During a lengthy finance committee hearing yesterday, Northampton County council members were supposed to hear details of a $30 million bond for a new parking deck, among other things. But county exec John Stoffa, at the last minute, pulled that item. He told council members there's a more pressing problem - the prison.
Northampton County's prison, built in 1871, has "outlived its usefulness," according to consultants from Highland Associates. It's a "problem waiting to happen." Six unpleasant and expensive options were presented for bigger prisoner warehouse, one that can pack in around 1,488 inmates. The county could simply abandon the site and start out fresh somewhere else. $130 to 136 million. Cha ching! It could rip down the old prison and build a seven story monstrosity that Eastonians are sure to love. $128 to $132 million. Cha ching. And, of course, it could split operations up and still spend gobs of money.
As consultants laid out the proposals, exasperated Finance Chair Ron Angle questioned where we could build a new prison or even have a split operation. "The reality here is, who the hell wants a new prison?"
To make matter worse, John Stoffa informed Angle's committee that once a new judge is legislated, the brand new courthouse will be full.

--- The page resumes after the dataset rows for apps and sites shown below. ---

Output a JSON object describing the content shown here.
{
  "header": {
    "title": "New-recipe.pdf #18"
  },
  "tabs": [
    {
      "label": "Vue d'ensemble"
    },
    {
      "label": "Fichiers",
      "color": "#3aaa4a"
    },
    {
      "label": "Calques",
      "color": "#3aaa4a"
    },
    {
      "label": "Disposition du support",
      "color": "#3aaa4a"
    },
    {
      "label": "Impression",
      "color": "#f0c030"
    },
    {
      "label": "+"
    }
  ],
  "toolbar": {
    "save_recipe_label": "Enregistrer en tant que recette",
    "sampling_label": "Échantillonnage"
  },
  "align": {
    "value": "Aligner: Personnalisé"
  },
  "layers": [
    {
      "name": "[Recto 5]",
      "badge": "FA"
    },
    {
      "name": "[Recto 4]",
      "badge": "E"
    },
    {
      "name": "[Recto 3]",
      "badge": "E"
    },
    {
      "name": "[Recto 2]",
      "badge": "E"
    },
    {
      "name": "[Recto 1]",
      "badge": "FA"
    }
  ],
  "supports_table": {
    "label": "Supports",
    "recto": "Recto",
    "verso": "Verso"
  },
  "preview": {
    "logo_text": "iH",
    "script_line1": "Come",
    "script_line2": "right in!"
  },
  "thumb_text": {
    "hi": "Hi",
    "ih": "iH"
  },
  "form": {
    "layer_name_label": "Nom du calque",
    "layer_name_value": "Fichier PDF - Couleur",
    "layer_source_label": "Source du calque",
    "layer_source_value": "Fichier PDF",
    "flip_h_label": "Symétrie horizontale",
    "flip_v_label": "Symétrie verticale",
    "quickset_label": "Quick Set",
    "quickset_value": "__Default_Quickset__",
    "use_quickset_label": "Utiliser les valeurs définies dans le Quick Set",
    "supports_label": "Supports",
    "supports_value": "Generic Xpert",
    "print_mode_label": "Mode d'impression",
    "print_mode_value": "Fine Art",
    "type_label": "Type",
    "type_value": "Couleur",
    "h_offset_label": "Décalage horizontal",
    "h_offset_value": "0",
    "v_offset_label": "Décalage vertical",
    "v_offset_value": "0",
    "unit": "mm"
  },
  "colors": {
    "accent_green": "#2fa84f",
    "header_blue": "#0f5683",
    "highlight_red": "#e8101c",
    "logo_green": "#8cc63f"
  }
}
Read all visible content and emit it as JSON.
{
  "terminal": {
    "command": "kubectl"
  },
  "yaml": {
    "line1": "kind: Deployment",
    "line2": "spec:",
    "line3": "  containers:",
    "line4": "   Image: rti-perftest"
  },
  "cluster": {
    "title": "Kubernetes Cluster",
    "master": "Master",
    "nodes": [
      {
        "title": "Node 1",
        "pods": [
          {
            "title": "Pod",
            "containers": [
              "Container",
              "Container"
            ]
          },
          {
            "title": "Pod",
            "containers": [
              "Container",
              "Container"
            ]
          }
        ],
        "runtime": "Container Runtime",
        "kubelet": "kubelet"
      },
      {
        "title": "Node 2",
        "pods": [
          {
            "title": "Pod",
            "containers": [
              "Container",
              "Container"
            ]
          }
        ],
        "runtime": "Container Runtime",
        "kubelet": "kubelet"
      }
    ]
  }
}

Stoffa suggested that all administration offices should be concentrated at Gracedale, which is the geographical center of the county. The Bechtel and Governor Wolf buildings would be sold and the vacated government center would be left for the courts. That would leave more room for both the judges and the people they send to jail. It might even eliminate the need for a $30 million parking lot. It might even reduce the cost of a proposed prison expansion.
Whether Stoffa is right or wrong, it's clear the county is suffering from a lack of long-range planning. In 2001, when the first prison expansion was proposed, everyone knew it would be full the moment it was built. It was a $29 million band aid.
Instead of planning how to embarrass Stoffa, council members should help him plan the county's long range needs.
It's called governing. What they've been doing is called politics.